sales tax compliance

We receive a lot of questions about sales and use tax compliance. One area that causes confusion is the relationship between sales and use tax. For example:

What should I do when a customer asks me to credit sales tax on an invoice because they are paying the use tax on their own? Can I, as the seller, credit the tax and point to the email as evidence of due diligence?

It’s a good question. All states that impose sales tax also impose use tax. Use tax is owed to the state whenever sellers don’t collect sales tax at the point of sale (as when the vendor does not have nexus with the state and is therefore not required to collect). Sales and use tax rates are the same in most states, but that isn’t always the case. In Missouri, for example, most combined use tax rates are lower than the combined sales tax rates.

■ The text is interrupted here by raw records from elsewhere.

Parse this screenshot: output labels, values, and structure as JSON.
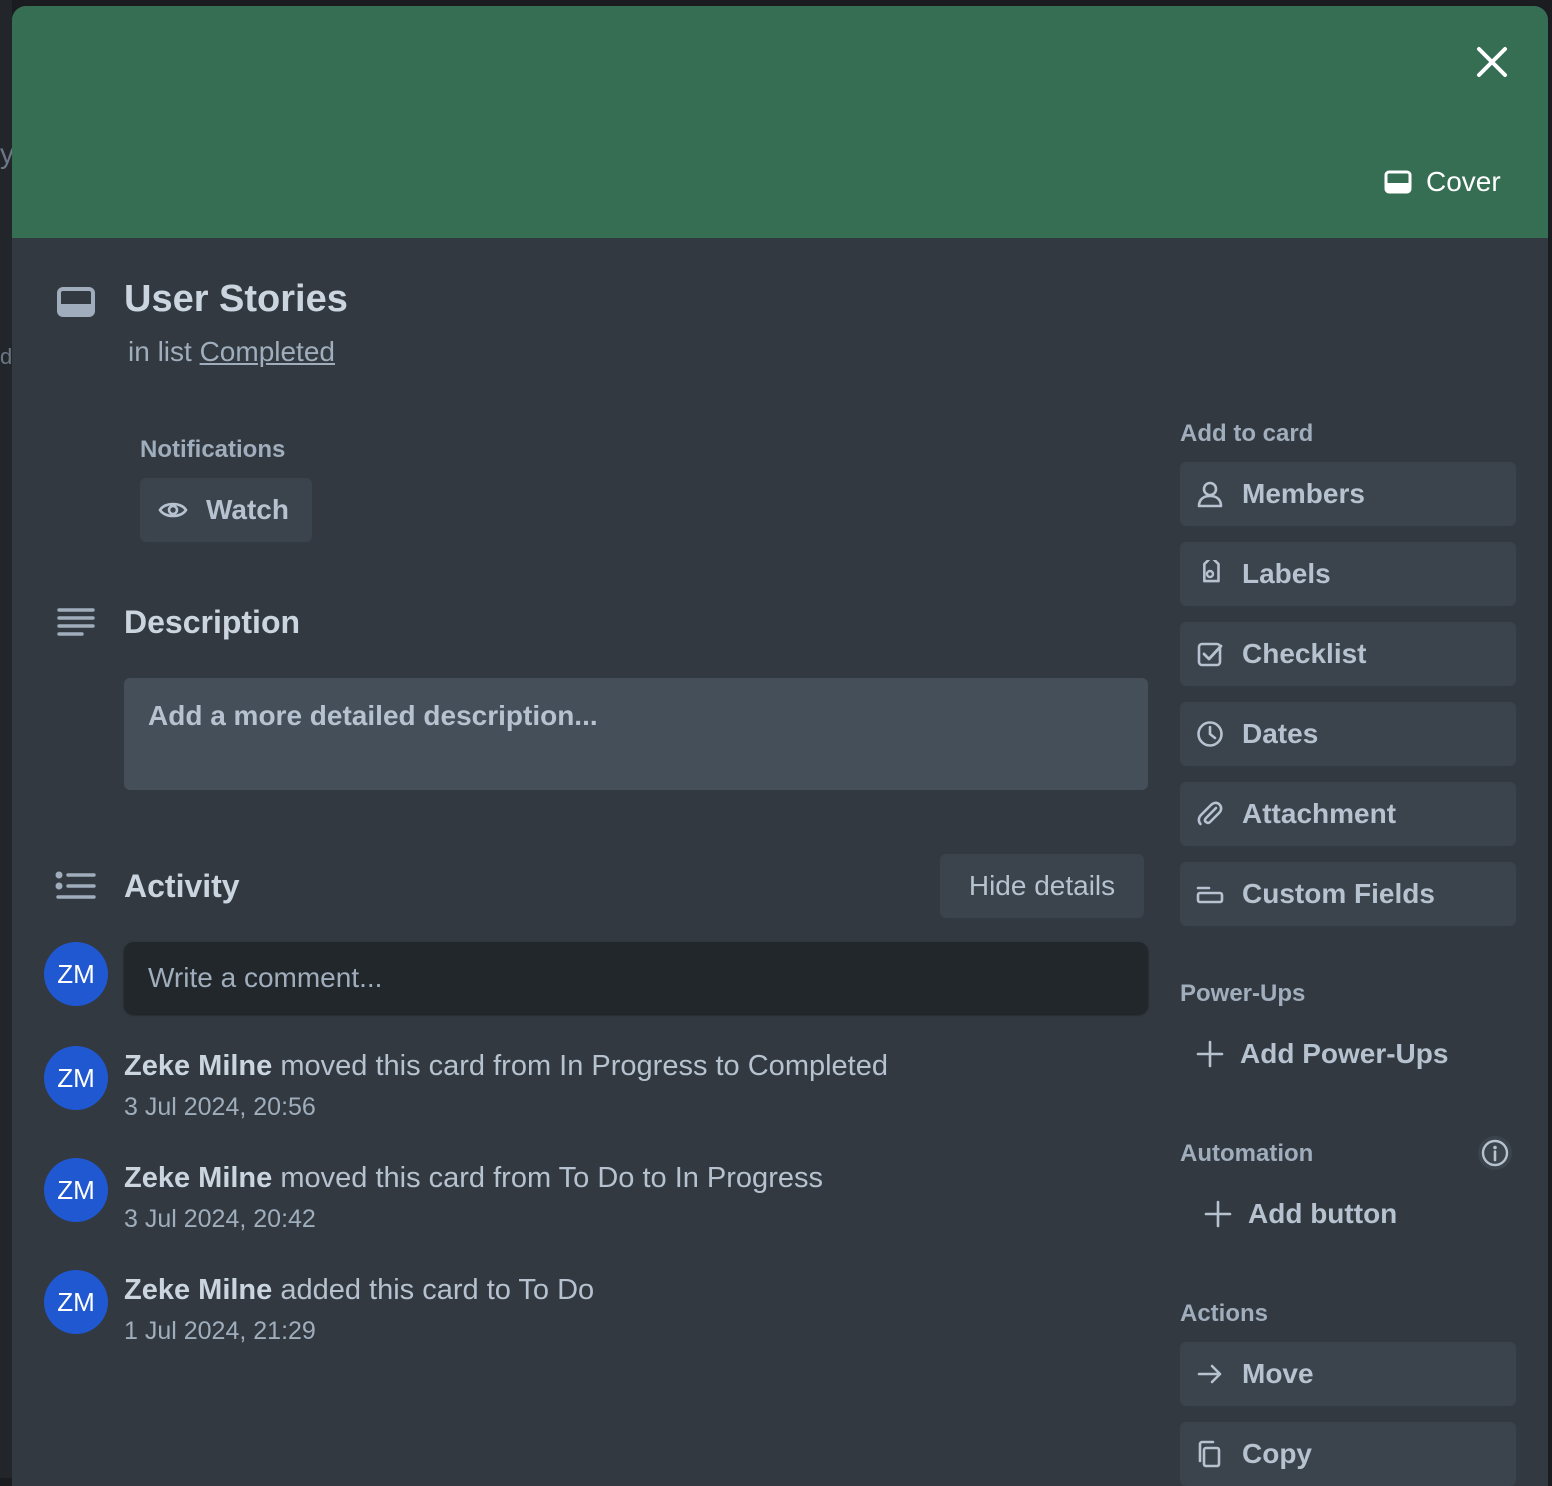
{
  "cover": {
    "button_label": "Cover",
    "color": "#356e53"
  },
  "card": {
    "title": "User Stories",
    "list_prefix": "in list",
    "list_name": "Completed"
  },
  "notifications": {
    "heading": "Notifications",
    "watch_label": "Watch"
  },
  "description": {
    "heading": "Description",
    "placeholder": "Add a more detailed description..."
  },
  "activity": {
    "heading": "Activity",
    "toggle_label": "Hide details",
    "comment_placeholder": "Write a comment...",
    "current_user_initials": "ZM",
    "items": [
      {
        "initials": "ZM",
        "user": "Zeke Milne",
        "text": "moved this card from In Progress to Completed",
        "time": "3 Jul 2024, 20:56"
      },
      {
        "initials": "ZM",
        "user": "Zeke Milne",
        "text": "moved this card from To Do to In Progress",
        "time": "3 Jul 2024, 20:42"
      },
      {
        "initials": "ZM",
        "user": "Zeke Milne",
        "text": "added this card to To Do",
        "time": "1 Jul 2024, 21:29"
      }
    ]
  },
  "sidebar": {
    "add_to_card": {
      "heading": "Add to card",
      "items": [
        {
          "label": "Members",
          "icon": "person-icon"
        },
        {
          "label": "Labels",
          "icon": "tag-icon"
        },
        {
          "label": "Checklist",
          "icon": "checkbox-icon"
        },
        {
          "label": "Dates",
          "icon": "clock-icon"
        },
        {
          "label": "Attachment",
          "icon": "paperclip-icon"
        },
        {
          "label": "Custom Fields",
          "icon": "custom-fields-icon"
        }
      ]
    },
    "power_ups": {
      "heading": "Power-Ups",
      "add_label": "Add Power-Ups"
    },
    "automation": {
      "heading": "Automation",
      "add_label": "Add button"
    },
    "actions": {
      "heading": "Actions",
      "items": [
        {
          "label": "Move",
          "icon": "arrow-right-icon"
        },
        {
          "label": "Copy",
          "icon": "copy-icon"
        }
      ]
    }
  },
  "background": {
    "partial_chars": [
      "y",
      "d"
    ]
  },
  "colors": {
    "modal_bg": "#323940",
    "button_bg": "#3b434c",
    "avatar_bg": "#1f58d0"
  }
}
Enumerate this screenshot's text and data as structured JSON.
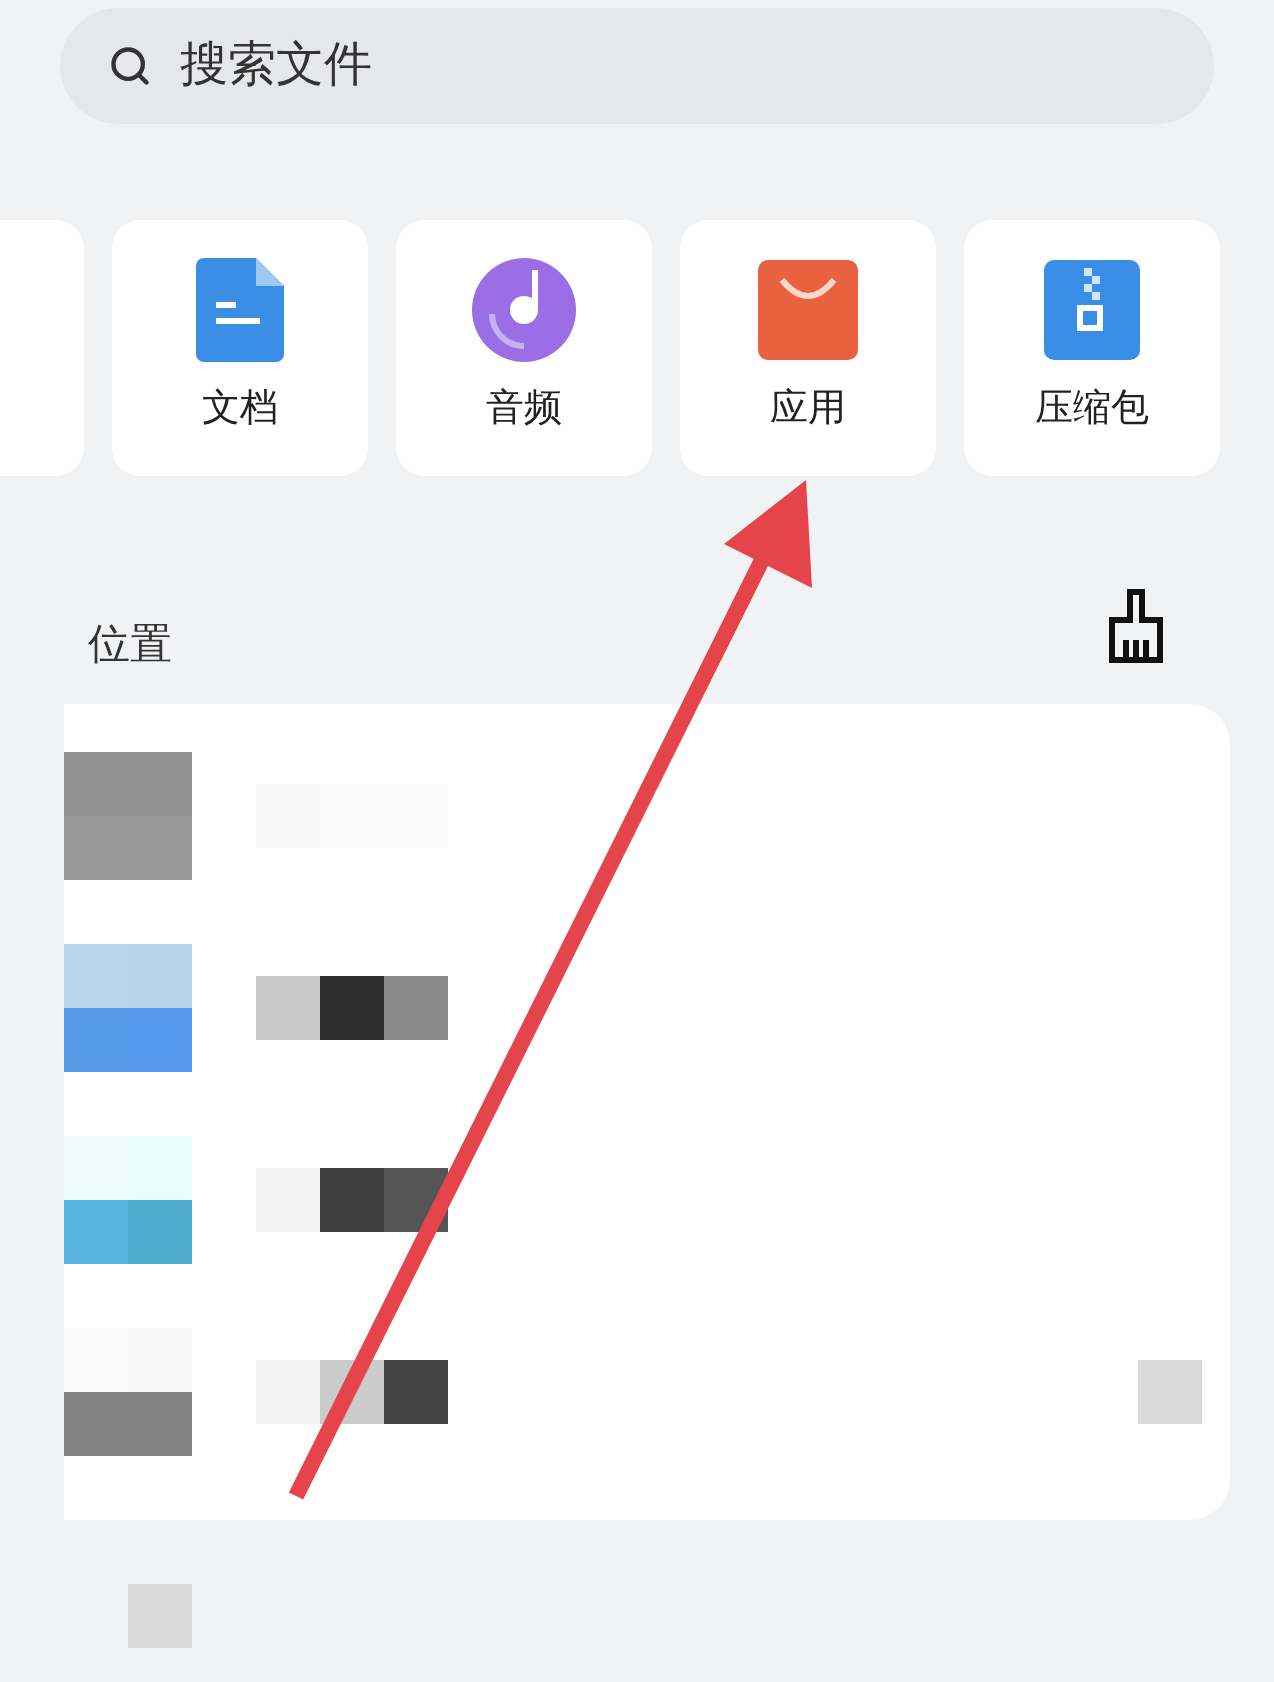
{
  "search": {
    "placeholder": "搜索文件"
  },
  "categories": [
    {
      "kind": "partial"
    },
    {
      "kind": "document",
      "label": "文档"
    },
    {
      "kind": "audio",
      "label": "音频"
    },
    {
      "kind": "app",
      "label": "应用"
    },
    {
      "kind": "archive",
      "label": "压缩包"
    }
  ],
  "section": {
    "title": "位置"
  }
}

Sellers with nexus are obligated to collect sales tax unless the buyer provides a valid exemption or resale certificate. Exemption certificate rules vary by state, and auditors base their decisions on the state rules.

An email stating the buyer’s intent to remit use tax may be well-intentioned, but it may not hold up in an audit. Certain states, like Virginia, are starting to hold sellers accountable for uncollected use tax, meaning a seller could be held liable both for not having a valid exemption certificate on file and for the unpaid use tax.

Some purchasers — typically large companies — do have a direct pay permit, which is authorization from the state to pay tax directly to the state rather than to the seller.

However, a company cannot just decide to pay sales / use tax on its own rather than paying the seller. They must have permission from the state to do that, and sellers should see proof of that permission before granting an exemption.

Have a question of your own? Ask it here.

Sales tax rates, rules, and regulations change frequently. Although we hope you'll find this information helpful, this blog is for informational purposes only and does not provide legal or tax advice.
Avalara Author
Gail Cole
Avalara Author Gail Cole
Gail Cole began researching and writing about sales tax for Avalara in 2012 and has been fascinated with it ever since. She has a penchant for uncovering unusual tax facts, and endeavors to make complex sales tax laws more digestible for both experts and laypeople.